Blog/ Venue Management

Common Staffing Issues For Attractions (& How to Solve Them)

Common Staffing Issues For Attractions

Your employee’s expectations have risen. Since the beginning of the pandemic, the hospitality, leisure, and attractions industries have suffered the biggest shakeup in history. In today’s market, it’s challenging to prove why someone should work in the attractions industry when they could drive for Uber or deliver for DoorDash and have more flexibility.

This article will help you solve this and other common staffing issues. We will provide several solutions you can implement in your venue that will save you money and allow you to enhance the guest experience.

PROBLEM 1: Demand for higher wages

Wage growth is happening everywhere. A team of ADP researchers recently surveyed the 53 largest metro areas in the U.S. (with more than 1 million residents) to see where salaried workers had seen the most significant gains between 2019 and 2021.

Among its findings, The Geography of Recent U.S. Wage Growth found salaried workers at every end of the spectrum ― high, median, and low ― saw a rise.

SOLUTION 1: Use intuitive venue management software for areas that don't need to be administered by staff

Take advantage of the number of resources that will improve the overall experience in areas that no longer need to be administered by a team member.  

Some examples include:

PROBLEM 2: Reduced staff numbers

The attractions industry is slowly but surely recovering from the effects of the pandemic.

The pandemic caused venues to close temporarily, but even when they were up and running again many venue operators found that they had less staff to run them.

SOLUTION 2: Upskill staff and use technology to create opportunities for guests to spend more before they arrive

When you have less staff, it is important that you spend time training and upskilling the staff you have so that they can focus on higher value guest interactions that increase guest satisfaction.

Automate upselling by incorporating it in your online checkout. This way, the bulk of guest purchases will already be made before your guest even enters your venue, and your staff don’t have to spend time on these tasks. As a result, your staff will have more time to create meaningful interactions and experiences with your guests.

Optimize your online checkout to upsell for you

As part of your online checkout, you should intuitively suggest additional offers to guests that will enhance their visit – meal plans, retail, or required purchases like parking or socks for trampoline parks. Offering add-ons intuitively takes the upsell process and moves it online, where the presented offers align directly with the option the guest selected.

Before going further, let’s address one thing I imagine many of you are thinking: my admissions team members are experts with the product and know how to guide the guest through the transaction better than if the guest is on their own.
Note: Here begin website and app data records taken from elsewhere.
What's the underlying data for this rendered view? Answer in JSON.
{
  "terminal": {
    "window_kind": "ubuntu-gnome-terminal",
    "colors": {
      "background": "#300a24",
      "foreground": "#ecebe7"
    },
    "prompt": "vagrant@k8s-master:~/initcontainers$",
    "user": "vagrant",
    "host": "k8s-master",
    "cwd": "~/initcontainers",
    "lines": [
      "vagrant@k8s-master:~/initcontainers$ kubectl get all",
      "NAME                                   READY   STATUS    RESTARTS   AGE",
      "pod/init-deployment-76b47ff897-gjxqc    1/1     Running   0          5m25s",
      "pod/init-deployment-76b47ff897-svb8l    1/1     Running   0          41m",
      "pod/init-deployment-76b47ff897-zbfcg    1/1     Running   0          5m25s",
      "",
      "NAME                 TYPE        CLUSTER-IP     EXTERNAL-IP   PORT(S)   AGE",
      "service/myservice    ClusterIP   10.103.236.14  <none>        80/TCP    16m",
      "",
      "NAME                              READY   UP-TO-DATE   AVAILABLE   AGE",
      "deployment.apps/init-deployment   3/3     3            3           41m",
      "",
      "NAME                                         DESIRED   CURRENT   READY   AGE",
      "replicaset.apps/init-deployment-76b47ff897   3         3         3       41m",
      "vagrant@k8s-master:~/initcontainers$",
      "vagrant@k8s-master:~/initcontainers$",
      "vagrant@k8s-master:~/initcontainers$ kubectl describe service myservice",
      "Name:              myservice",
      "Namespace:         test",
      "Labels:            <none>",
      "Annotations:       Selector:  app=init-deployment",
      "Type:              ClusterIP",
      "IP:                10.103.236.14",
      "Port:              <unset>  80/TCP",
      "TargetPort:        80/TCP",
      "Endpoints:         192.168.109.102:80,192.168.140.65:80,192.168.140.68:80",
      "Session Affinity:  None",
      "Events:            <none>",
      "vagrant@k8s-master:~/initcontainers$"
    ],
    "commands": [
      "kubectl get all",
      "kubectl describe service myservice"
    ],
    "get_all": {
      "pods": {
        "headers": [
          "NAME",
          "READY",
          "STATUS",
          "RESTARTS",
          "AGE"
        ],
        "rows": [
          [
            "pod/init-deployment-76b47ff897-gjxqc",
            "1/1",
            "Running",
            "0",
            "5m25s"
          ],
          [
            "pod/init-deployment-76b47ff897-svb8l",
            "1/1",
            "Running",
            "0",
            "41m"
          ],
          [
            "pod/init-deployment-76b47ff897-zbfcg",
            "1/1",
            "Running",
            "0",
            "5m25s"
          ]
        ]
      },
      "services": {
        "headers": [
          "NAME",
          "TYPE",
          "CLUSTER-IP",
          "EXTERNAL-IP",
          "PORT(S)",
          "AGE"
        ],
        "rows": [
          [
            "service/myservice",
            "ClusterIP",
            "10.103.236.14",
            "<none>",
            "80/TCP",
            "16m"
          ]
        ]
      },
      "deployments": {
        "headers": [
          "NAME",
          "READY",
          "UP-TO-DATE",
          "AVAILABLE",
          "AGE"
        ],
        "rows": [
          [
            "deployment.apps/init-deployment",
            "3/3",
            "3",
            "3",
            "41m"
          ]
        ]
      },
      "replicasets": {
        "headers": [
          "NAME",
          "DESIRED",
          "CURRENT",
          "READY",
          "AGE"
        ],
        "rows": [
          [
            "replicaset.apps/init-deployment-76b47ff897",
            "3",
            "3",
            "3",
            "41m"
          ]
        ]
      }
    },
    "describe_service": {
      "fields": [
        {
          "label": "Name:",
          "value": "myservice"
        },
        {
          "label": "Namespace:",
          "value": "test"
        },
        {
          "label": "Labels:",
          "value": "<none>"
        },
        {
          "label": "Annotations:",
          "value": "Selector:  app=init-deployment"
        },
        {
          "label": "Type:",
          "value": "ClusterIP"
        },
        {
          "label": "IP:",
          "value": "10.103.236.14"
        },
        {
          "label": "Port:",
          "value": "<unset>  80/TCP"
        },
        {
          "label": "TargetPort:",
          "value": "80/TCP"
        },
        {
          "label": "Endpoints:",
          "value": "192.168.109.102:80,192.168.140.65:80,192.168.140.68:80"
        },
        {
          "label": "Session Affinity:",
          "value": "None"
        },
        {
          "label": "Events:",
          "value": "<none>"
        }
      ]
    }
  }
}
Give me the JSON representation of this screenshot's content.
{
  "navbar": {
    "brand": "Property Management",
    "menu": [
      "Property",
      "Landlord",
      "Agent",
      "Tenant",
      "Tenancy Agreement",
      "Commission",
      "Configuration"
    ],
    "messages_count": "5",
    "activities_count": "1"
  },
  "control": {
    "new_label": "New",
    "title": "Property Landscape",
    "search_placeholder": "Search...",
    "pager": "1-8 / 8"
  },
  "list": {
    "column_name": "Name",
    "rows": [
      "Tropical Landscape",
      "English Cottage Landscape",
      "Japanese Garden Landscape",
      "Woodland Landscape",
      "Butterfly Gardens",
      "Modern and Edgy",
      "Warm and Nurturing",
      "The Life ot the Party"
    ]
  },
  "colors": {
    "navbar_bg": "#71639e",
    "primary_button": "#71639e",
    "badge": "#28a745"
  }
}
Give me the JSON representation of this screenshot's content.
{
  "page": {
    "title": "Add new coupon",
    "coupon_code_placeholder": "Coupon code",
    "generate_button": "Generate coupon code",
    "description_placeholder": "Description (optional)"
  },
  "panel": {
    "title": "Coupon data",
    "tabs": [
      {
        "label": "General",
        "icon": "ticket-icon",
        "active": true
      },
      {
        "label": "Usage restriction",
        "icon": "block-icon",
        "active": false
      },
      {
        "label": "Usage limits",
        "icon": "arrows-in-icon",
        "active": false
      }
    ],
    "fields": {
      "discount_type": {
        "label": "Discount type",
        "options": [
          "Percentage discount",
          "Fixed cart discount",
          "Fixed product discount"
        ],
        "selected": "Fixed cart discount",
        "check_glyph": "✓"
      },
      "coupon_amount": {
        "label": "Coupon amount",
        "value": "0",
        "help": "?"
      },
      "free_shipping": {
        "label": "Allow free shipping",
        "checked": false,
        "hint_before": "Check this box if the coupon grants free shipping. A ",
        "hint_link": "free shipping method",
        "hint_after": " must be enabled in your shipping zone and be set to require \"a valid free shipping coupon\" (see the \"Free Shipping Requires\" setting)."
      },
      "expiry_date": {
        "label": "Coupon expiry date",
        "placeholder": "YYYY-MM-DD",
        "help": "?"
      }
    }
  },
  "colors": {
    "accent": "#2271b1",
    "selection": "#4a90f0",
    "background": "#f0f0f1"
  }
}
Will my per cap drop?

This is a fair question. However, technology has caught up with the sales process, and if your online sales channel is strong enough, it will sell more tickets and add-ons than a live agent.  The data shows a higher per cap from guests who buy online compared to guests who wait in line at admissions upon arrival.

PROBLEM 3: Seasonal, transient staff

Potential employees can often think of jobs within the attractions industry as transient and only lasting during peak guest periods, like school holidays. This can deter these individuals from seeking employment at a venue like yours.

SOLUTION 3: Give employees long-term contracts

A long term-contract doesn’t mean that you have to provide work for the employee all year round. But you can make it clear in the contract that you seek to employ the employee for an extended period.

For example, for two years, and in that time, you commit to providing the employee with, say, 1-2 shifts per week during off-peak times and five shifts during busy periods.

Offering a contract like this instead of a casual contract with uncertain hours is advantageous both for the employee and yourself as you don’t have to advertise the position again in a few months, and the employee feels more secure in their role with you.

PROBLEM 4: Demand for increased workplace flexibility with the emergence of ‘choose your own hours’ companies

A recent Deloitte study found that up to 94% of employees surveyed across industries said they would want or believe they would benefit from increased flexibility at work.

And with a more diverse range of flexible positions available than ever, it makes sense that people will look around. But not being a ‘choose your own hours’ company, like Uber Eats, does not mean your venue is less attractive to potential employees. It just means you have to show why working with you is better.

SOLUTION 4: Show why working for you is better

So how do you do this? For one, your venue is a physical workplace. Many people enjoy having a physical place to go to work rather than having no work/life separation. Use this to your advantage.

In your job advertisements, promote how amazing your team is and how fun your team-building exercises and events are. Include a photo of this in the ad too.

What do all of these strategies help you achieve?

By implementing the above strategies, you will save money, reduce your staff requirements and provide the staff you have more time to engage in high-value guest interactions.  

To learn more about how ROLLER can help you minimize the labor required to run your operation without sacrificing the guest experience, click here to schedule a demo today.